### Problem
With the records below as input, work out how many lines include the word "icon". Give only the number.

(Stored items)
□ □ □ □ □ □ □
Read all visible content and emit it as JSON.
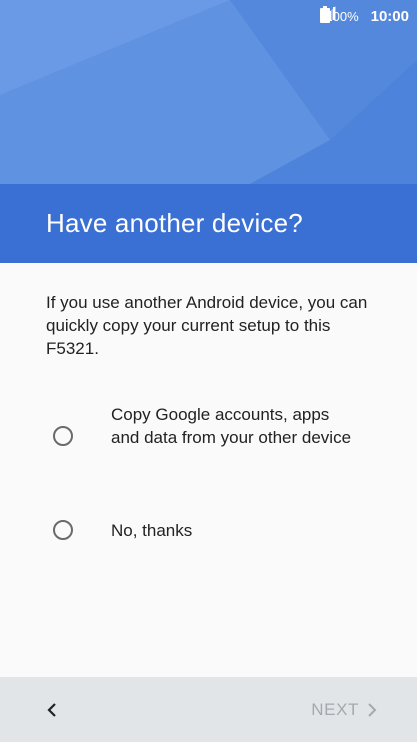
{
  "status_bar": {
    "signal_icon": "signal-icon",
    "battery_percent": "100%",
    "battery_icon": "battery-icon",
    "time": "10:00"
  },
  "header": {
    "title": "Have another device?"
  },
  "main": {
    "intro": "If you use another Android device, you can quickly copy your current setup to this F5321.",
    "options": [
      {
        "label": "Copy Google accounts, apps and data from your other device",
        "selected": false
      },
      {
        "label": "No, thanks",
        "selected": false
      }
    ]
  },
  "footer": {
    "back_icon": "chevron-left-icon",
    "next_label": "NEXT",
    "next_icon": "chevron-right-icon",
    "next_enabled": false
  },
  "colors": {
    "hero": "#5d8fe0",
    "title_band": "#3a70d4",
    "footer": "#e2e5e8",
    "disabled_text": "#a5a9ad"
  }
}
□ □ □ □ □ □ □
### Solution
4